Accepting that notion as true, regardless of the objective or statistical reality, would make it easy for anyone to justify crimes committed against the establishment they blame for their perceived terrible situation.  Furthermore, when those crimes are not considered crimes at all but “resistance” there is no crisis of conscience whatsoever.  In other words, in my opinion, the narrative that has been spread since August (though admittedly before that as well to a lesser extent) is directly responsible for the uptick in violent crime.  The fact that officers are holding back for fear of becoming the next Darren Wilson is just the icing on the cake.  It is another symptom of a problem instead of the cancer that lingers beyond our view.

A few topics I intend to discuss in the coming weeks:

1.) Municipal Court reform

2.) Municipal Government / Policing reform

3.) Post-Ferguson Police Training Needs

  • Use of Force Policy
  • Organization Redistribution
  • Defensive Tactics and Police Attitudes

4.) The silly less-lethal pistol attachment apparently being tested by the Ferguson PD.


Work continues on the novel.  A rough draft is complete.  All that remains is plot / typo tinkering on my end.  Then it’s off to the editor.

As it stands, the plan is to release the book as an ebook on this blog for free in four chronological segments.  Once the final segment is released, the entire book will be released in one ebook.  The blog will be attached to a paypal account where people can pay what they would like, if anything.  Half of the money raised will be donated to BackStoppers, the St. Louis based charity that donates money to the families of first responders who die in the line of duty.

In case anyone missed my preview a few months ago:


B3RKkjLCMAAtW-i.jpg largeThe situation in Ferguson has calmed dramatically since Monday.  There are still protests, but without the active threat of pending violence that the demonstrators have taken advantage of for months, their complaints seem much more inconsequential.  Tempers have not cooled and the inevitable departure of the National Guard will be the test to see if we have achieved any modicum of lasting peace.  I’m personally skeptical, but don’t mind if in the meantime people want to lay on the floor of shopping malls or peacefully picket in front of Ferguson PD because they’re too afraid to step things up again like they did on Monday. Continue reading
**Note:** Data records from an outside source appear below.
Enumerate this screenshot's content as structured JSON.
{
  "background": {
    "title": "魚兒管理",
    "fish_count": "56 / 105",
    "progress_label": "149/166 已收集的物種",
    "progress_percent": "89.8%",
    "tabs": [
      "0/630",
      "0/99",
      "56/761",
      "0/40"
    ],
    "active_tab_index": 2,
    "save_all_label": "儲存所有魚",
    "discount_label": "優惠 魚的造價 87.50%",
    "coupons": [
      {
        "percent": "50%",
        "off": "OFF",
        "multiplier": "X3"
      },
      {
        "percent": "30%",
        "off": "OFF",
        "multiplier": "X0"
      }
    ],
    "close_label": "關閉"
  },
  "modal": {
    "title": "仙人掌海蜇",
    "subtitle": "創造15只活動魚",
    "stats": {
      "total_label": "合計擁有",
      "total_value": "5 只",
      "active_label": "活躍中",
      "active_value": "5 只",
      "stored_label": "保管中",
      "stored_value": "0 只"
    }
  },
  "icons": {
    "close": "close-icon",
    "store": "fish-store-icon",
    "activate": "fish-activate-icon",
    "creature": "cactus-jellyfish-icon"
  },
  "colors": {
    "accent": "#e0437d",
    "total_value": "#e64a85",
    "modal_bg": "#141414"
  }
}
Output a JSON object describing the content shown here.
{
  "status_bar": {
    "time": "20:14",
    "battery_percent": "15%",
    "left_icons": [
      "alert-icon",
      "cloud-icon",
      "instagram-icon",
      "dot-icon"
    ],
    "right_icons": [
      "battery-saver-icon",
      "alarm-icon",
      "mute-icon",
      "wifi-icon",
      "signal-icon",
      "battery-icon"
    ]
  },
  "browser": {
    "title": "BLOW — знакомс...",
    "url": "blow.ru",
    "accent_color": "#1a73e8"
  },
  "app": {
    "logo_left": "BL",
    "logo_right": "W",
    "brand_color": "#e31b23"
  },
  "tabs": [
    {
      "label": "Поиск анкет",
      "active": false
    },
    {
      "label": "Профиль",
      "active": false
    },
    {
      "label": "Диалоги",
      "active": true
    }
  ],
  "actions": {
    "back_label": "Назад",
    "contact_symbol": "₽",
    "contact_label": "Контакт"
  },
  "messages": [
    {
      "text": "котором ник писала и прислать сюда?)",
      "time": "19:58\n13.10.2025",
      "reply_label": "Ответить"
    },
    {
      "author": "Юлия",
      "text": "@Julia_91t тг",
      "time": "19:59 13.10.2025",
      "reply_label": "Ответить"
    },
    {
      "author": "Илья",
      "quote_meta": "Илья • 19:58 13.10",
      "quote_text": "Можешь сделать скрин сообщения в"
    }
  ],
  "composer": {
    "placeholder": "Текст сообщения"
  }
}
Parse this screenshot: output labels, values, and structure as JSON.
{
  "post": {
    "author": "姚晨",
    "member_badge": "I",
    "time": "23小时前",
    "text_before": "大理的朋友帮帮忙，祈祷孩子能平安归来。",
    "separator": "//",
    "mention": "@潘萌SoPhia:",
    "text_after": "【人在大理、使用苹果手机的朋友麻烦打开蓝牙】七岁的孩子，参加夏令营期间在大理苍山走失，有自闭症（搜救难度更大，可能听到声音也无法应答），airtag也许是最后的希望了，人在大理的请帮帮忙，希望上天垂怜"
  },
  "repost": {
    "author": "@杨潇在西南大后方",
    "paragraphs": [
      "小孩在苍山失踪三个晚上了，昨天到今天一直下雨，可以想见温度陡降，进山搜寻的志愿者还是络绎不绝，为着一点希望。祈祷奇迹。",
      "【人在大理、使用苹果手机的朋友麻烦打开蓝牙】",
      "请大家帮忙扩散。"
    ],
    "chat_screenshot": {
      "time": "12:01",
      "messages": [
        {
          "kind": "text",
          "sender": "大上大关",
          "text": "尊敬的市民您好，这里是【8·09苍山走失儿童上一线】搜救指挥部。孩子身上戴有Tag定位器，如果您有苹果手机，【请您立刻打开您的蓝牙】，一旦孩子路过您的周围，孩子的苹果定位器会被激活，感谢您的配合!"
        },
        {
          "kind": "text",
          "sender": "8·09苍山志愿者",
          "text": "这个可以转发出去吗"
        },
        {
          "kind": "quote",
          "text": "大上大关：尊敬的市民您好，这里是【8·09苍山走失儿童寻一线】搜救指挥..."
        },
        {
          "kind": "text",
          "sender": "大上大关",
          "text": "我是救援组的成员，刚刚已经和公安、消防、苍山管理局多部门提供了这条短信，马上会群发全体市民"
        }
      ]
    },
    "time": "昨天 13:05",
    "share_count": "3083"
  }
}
A Community Implodes

20141125_ferg12 I was supposed to have Sunday (11/23) and Monday (11/24) off so naturally when Monday morning rolled around, I wasn’t able to sleep very well. Perpetual midnights has a tendency to make establishing a sleep pattern difficult, particularly if you deviate from that pattern on your days off. So I only slept for about three hours Monday morning and was awake by about eleven AM. After all, since I had the night off, I knew that I could go back to sleep for a few more hours later. Instead of sleep, I opted to go run some errands instead. Continue reading